(Component data from apps and pages)
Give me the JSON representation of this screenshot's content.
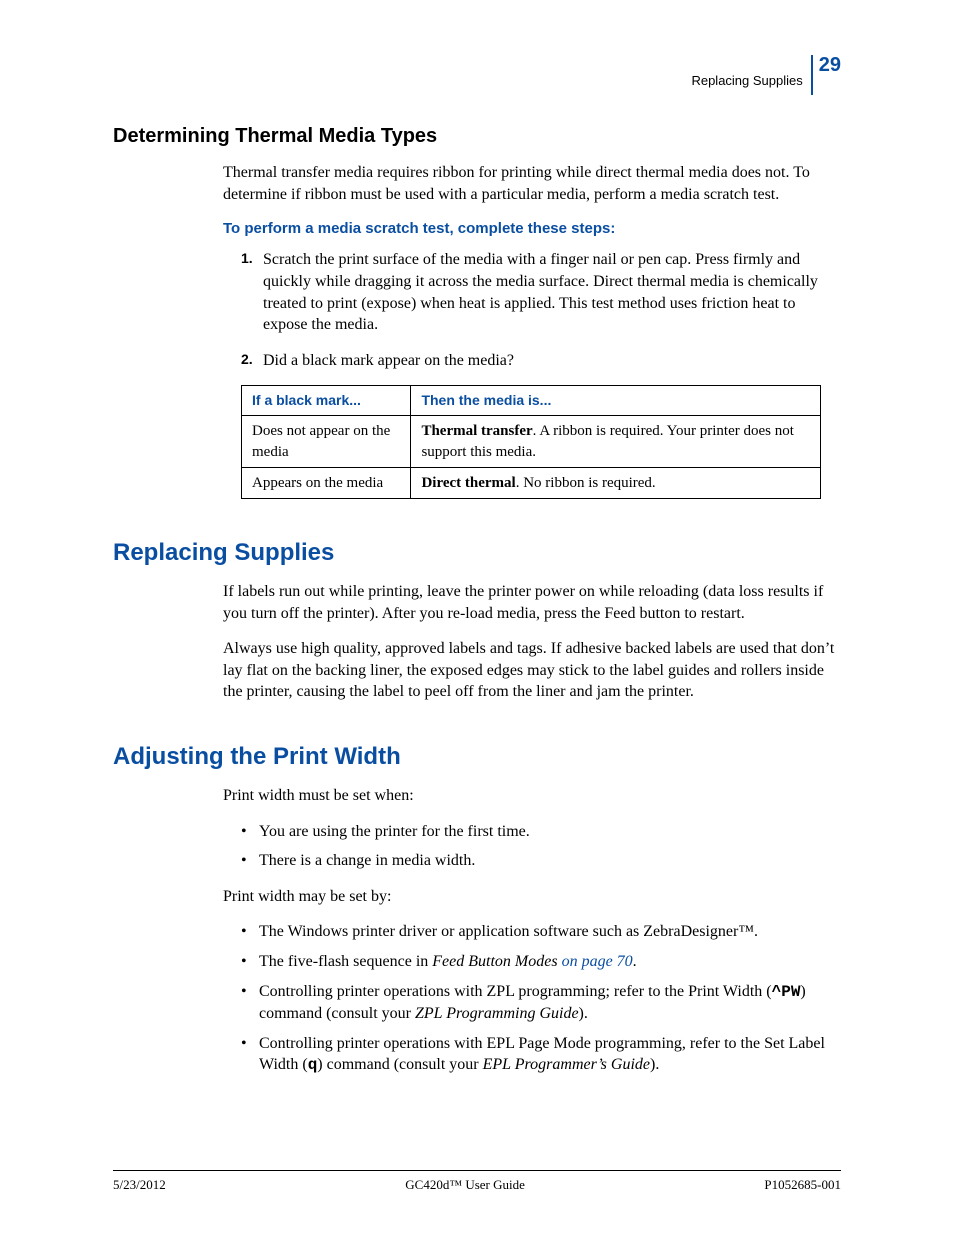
{
  "header": {
    "section_label": "Replacing Supplies",
    "page_number": "29"
  },
  "s1": {
    "title": "Determining Thermal Media Types",
    "intro": "Thermal transfer media requires ribbon for printing while direct thermal media does not. To determine if ribbon must be used with a particular media, perform a media scratch test.",
    "subhead": "To perform a media scratch test, complete these steps:",
    "step1_num": "1.",
    "step1": "Scratch the print surface of the media with a finger nail or pen cap. Press firmly and quickly while dragging it across the media surface. Direct thermal media is chemically treated to print (expose) when heat is applied. This test method uses friction heat to expose the media.",
    "step2_num": "2.",
    "step2": "Did a black mark appear on the media?",
    "table": {
      "h1": "If a black mark...",
      "h2": "Then the media is...",
      "r1c1": "Does not appear on the media",
      "r1c2_bold": "Thermal transfer",
      "r1c2_rest": ". A ribbon is required. Your printer does not support this media.",
      "r2c1": "Appears on the media",
      "r2c2_bold": "Direct thermal",
      "r2c2_rest": ". No ribbon is required."
    }
  },
  "s2": {
    "title": "Replacing Supplies",
    "p1": "If labels run out while printing, leave the printer power on while reloading (data loss results if you turn off the printer). After you re-load media, press the Feed button to restart.",
    "p2": "Always use high quality, approved labels and tags. If adhesive backed labels are used that don’t lay flat on the backing liner, the exposed edges may stick to the label guides and rollers inside the printer, causing the label to peel off from the liner and jam the printer."
  },
  "s3": {
    "title": "Adjusting the Print Width",
    "lead1": "Print width must be set when:",
    "b1": "You are using the printer for the first time.",
    "b2": "There is a change in media width.",
    "lead2": "Print width may be set by:",
    "c1": "The Windows printer driver or application software such as ZebraDesigner™.",
    "c2_a": "The five-flash sequence in ",
    "c2_b": "Feed Button Modes",
    "c2_c": " on page 70",
    "c2_d": ".",
    "c3_a": "Controlling printer operations with ZPL programming; refer to the Print Width (",
    "c3_cmd": "^PW",
    "c3_b": ") command (consult your ",
    "c3_c": "ZPL Programming Guide",
    "c3_d": ").",
    "c4_a": "Controlling printer operations with EPL Page Mode programming, refer to the Set Label Width (",
    "c4_cmd": "q",
    "c4_b": ") command (consult your ",
    "c4_c": "EPL Programmer’s Guide",
    "c4_d": ")."
  },
  "footer": {
    "left": "5/23/2012",
    "center": "GC420d™ User Guide",
    "right": "P1052685-001"
  }
}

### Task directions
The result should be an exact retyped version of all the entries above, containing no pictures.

### Problem solution
Give me the JSON representation of this screenshot's content.
{
  "header": {
    "section_label": "Replacing Supplies",
    "page_number": "29"
  },
  "s1": {
    "title": "Determining Thermal Media Types",
    "intro": "Thermal transfer media requires ribbon for printing while direct thermal media does not. To determine if ribbon must be used with a particular media, perform a media scratch test.",
    "subhead": "To perform a media scratch test, complete these steps:",
    "step1_num": "1.",
    "step1": "Scratch the print surface of the media with a finger nail or pen cap. Press firmly and quickly while dragging it across the media surface. Direct thermal media is chemically treated to print (expose) when heat is applied. This test method uses friction heat to expose the media.",
    "step2_num": "2.",
    "step2": "Did a black mark appear on the media?",
    "table": {
      "h1": "If a black mark...",
      "h2": "Then the media is...",
      "r1c1": "Does not appear on the media",
      "r1c2_bold": "Thermal transfer",
      "r1c2_rest": ". A ribbon is required. Your printer does not support this media.",
      "r2c1": "Appears on the media",
      "r2c2_bold": "Direct thermal",
      "r2c2_rest": ". No ribbon is required."
    }
  },
  "s2": {
    "title": "Replacing Supplies",
    "p1": "If labels run out while printing, leave the printer power on while reloading (data loss results if you turn off the printer). After you re-load media, press the Feed button to restart.",
    "p2": "Always use high quality, approved labels and tags. If adhesive backed labels are used that don’t lay flat on the backing liner, the exposed edges may stick to the label guides and rollers inside the printer, causing the label to peel off from the liner and jam the printer."
  },
  "s3": {
    "title": "Adjusting the Print Width",
    "lead1": "Print width must be set when:",
    "b1": "You are using the printer for the first time.",
    "b2": "There is a change in media width.",
    "lead2": "Print width may be set by:",
    "c1": "The Windows printer driver or application software such as ZebraDesigner™.",
    "c2_a": "The five-flash sequence in ",
    "c2_b": "Feed Button Modes",
    "c2_c": " on page 70",
    "c2_d": ".",
    "c3_a": "Controlling printer operations with ZPL programming; refer to the Print Width (",
    "c3_cmd": "^PW",
    "c3_b": ") command (consult your ",
    "c3_c": "ZPL Programming Guide",
    "c3_d": ").",
    "c4_a": "Controlling printer operations with EPL Page Mode programming, refer to the Set Label Width (",
    "c4_cmd": "q",
    "c4_b": ") command (consult your ",
    "c4_c": "EPL Programmer’s Guide",
    "c4_d": ")."
  },
  "footer": {
    "left": "5/23/2012",
    "center": "GC420d™ User Guide",
    "right": "P1052685-001"
  }
}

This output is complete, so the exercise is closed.